A new study suggests that a California law granting driver’s licenses to hundreds of thousands of people in the country illegally has reduced the likelihood of hit-and-run collisions.
Researchers at Stanford University’s Immigration Policy Lab estimated that granting the driver-only licenses appears to have reduced hit-and-run crashes and saved insured drivers about USD 17 million that they would have absorbed from at-fault drivers fleeing collisions to avoid possible arrest.
Jens Hainmueller, faculty director of the policy lab, said the study released today was conducted because of a lack of data when California debated its law.
Andrew Gelman, director of the Applied Statistics Center at Columbia University, said he would want more evidence to determine that the law decreased hit-and-run collisions.

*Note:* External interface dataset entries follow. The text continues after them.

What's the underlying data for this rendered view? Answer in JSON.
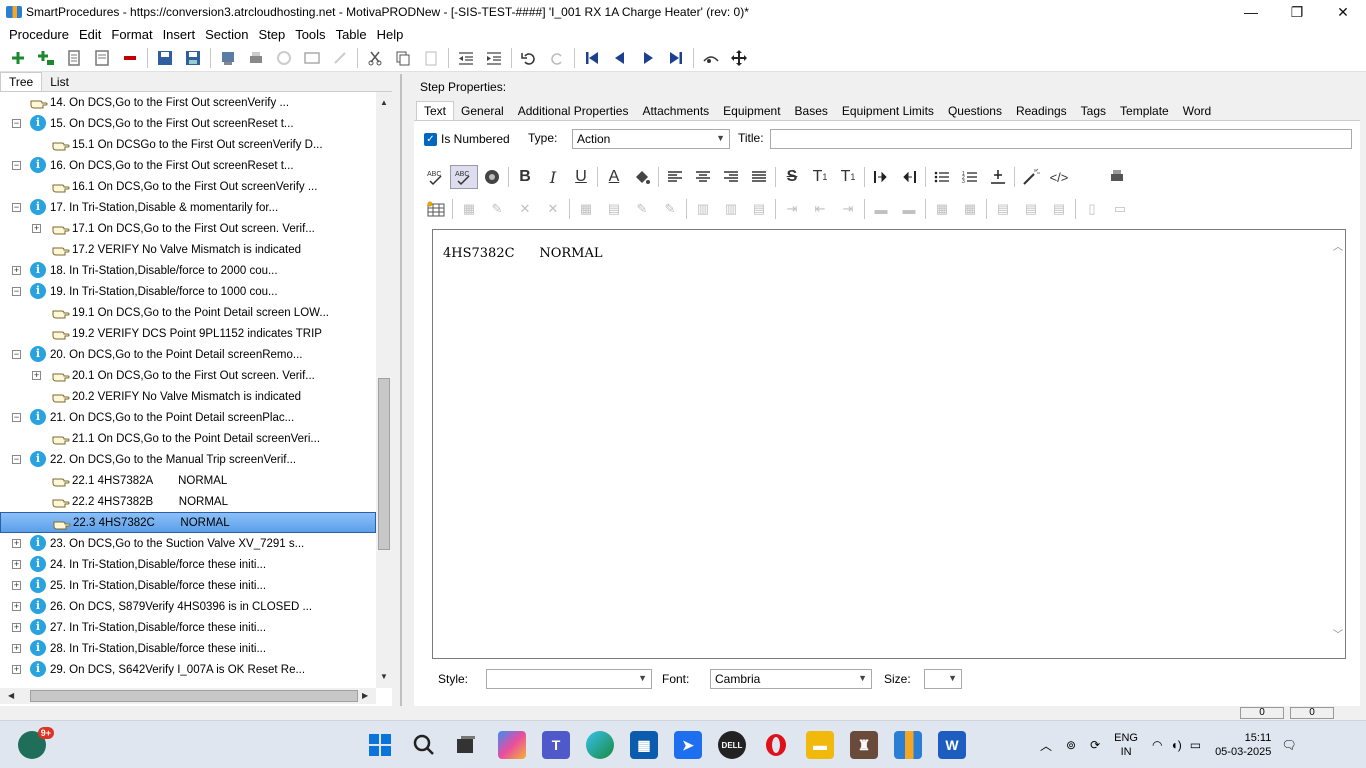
{
  "window": {
    "title": "SmartProcedures - https://conversion3.atrcloudhosting.net - MotivaPRODNew - [-SIS-TEST-####] 'I_001 RX 1A Charge Heater' (rev: 0)*",
    "minimize": "—",
    "maximize": "❐",
    "close": "✕"
  },
  "menu": [
    "Procedure",
    "Edit",
    "Format",
    "Insert",
    "Section",
    "Step",
    "Tools",
    "Table",
    "Help"
  ],
  "left_tabs": [
    "Tree",
    "List"
  ],
  "tree": [
    {
      "exp": "",
      "icon": "hand",
      "indent": 0,
      "text": "14. On DCS,Go to the First Out screenVerify ..."
    },
    {
      "exp": "−",
      "icon": "info",
      "indent": 0,
      "text": "15. On DCS,Go to the First Out screenReset t..."
    },
    {
      "exp": "",
      "icon": "hand",
      "indent": 1,
      "text": "15.1 On DCSGo to the First Out screenVerify D..."
    },
    {
      "exp": "−",
      "icon": "info",
      "indent": 0,
      "text": "16. On DCS,Go to the First Out screenReset t..."
    },
    {
      "exp": "",
      "icon": "hand",
      "indent": 1,
      "text": "16.1 On DCS,Go to the First Out screenVerify ..."
    },
    {
      "exp": "−",
      "icon": "info",
      "indent": 0,
      "text": "17. In Tri-Station,Disable & momentarily for..."
    },
    {
      "exp": "+",
      "icon": "hand",
      "indent": 1,
      "text": "17.1 On DCS,Go to the First Out screen. Verif..."
    },
    {
      "exp": "",
      "icon": "hand",
      "indent": 1,
      "text": "17.2 VERIFY No Valve Mismatch is indicated"
    },
    {
      "exp": "+",
      "icon": "info",
      "indent": 0,
      "text": "18. In Tri-Station,Disable/force to 2000 cou..."
    },
    {
      "exp": "−",
      "icon": "info",
      "indent": 0,
      "text": "19. In Tri-Station,Disable/force to 1000 cou..."
    },
    {
      "exp": "",
      "icon": "hand",
      "indent": 1,
      "text": "19.1 On DCS,Go to the Point Detail screen LOW..."
    },
    {
      "exp": "",
      "icon": "hand",
      "indent": 1,
      "text": "19.2 VERIFY DCS Point 9PL1152 indicates TRIP"
    },
    {
      "exp": "−",
      "icon": "info",
      "indent": 0,
      "text": "20. On DCS,Go to the Point Detail screenRemo..."
    },
    {
      "exp": "+",
      "icon": "hand",
      "indent": 1,
      "text": "20.1 On DCS,Go to the First Out screen. Verif..."
    },
    {
      "exp": "",
      "icon": "hand",
      "indent": 1,
      "text": "20.2 VERIFY No Valve Mismatch is indicated"
    },
    {
      "exp": "−",
      "icon": "info",
      "indent": 0,
      "text": "21. On DCS,Go to the Point Detail screenPlac..."
    },
    {
      "exp": "",
      "icon": "hand",
      "indent": 1,
      "text": "21.1 On DCS,Go to the Point Detail screenVeri..."
    },
    {
      "exp": "−",
      "icon": "info",
      "indent": 0,
      "text": "22. On DCS,Go to the Manual Trip screenVerif..."
    },
    {
      "exp": "",
      "icon": "hand",
      "indent": 1,
      "text": "22.1 4HS7382A        NORMAL"
    },
    {
      "exp": "",
      "icon": "hand",
      "indent": 1,
      "text": "22.2 4HS7382B        NORMAL"
    },
    {
      "exp": "",
      "icon": "hand",
      "indent": 1,
      "text": "22.3 4HS7382C        NORMAL",
      "selected": true
    },
    {
      "exp": "+",
      "icon": "info",
      "indent": 0,
      "text": "23. On DCS,Go to the Suction Valve XV_7291 s..."
    },
    {
      "exp": "+",
      "icon": "info",
      "indent": 0,
      "text": "24. In Tri-Station,Disable/force these initi..."
    },
    {
      "exp": "+",
      "icon": "info",
      "indent": 0,
      "text": "25. In Tri-Station,Disable/force these initi..."
    },
    {
      "exp": "+",
      "icon": "info",
      "indent": 0,
      "text": "26. On DCS, S879Verify 4HS0396 is in CLOSED ..."
    },
    {
      "exp": "+",
      "icon": "info",
      "indent": 0,
      "text": "27. In Tri-Station,Disable/force these initi..."
    },
    {
      "exp": "+",
      "icon": "info",
      "indent": 0,
      "text": "28. In Tri-Station,Disable/force these initi..."
    },
    {
      "exp": "+",
      "icon": "info",
      "indent": 0,
      "text": "29. On DCS, S642Verify I_007A is OK Reset Re..."
    }
  ],
  "step_properties": {
    "heading": "Step Properties:",
    "tabs": [
      "Text",
      "General",
      "Additional Properties",
      "Attachments",
      "Equipment",
      "Bases",
      "Equipment Limits",
      "Questions",
      "Readings",
      "Tags",
      "Template",
      "Word"
    ],
    "is_numbered_label": "Is Numbered",
    "type_label": "Type:",
    "type_value": "Action",
    "title_label": "Title:",
    "title_value": "",
    "editor_text": "4HS7382C      NORMAL",
    "style_label": "Style:",
    "style_value": "",
    "font_label": "Font:",
    "font_value": "Cambria",
    "size_label": "Size:",
    "size_value": ""
  },
  "status": {
    "box1": "0",
    "box2": "0"
  },
  "taskbar": {
    "badge": "9+",
    "lang1": "ENG",
    "lang2": "IN",
    "time": "15:11",
    "date": "05-03-2025"
  },
  "colors": {
    "accent": "#0067c0",
    "info_icon": "#29a3e0",
    "selected_row": "#5b9fe8"
  }
}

However, he said the data does make it clear that granting licenses did not decrease safety.
The study was published by the Proceedings of the National Academy of Sciences.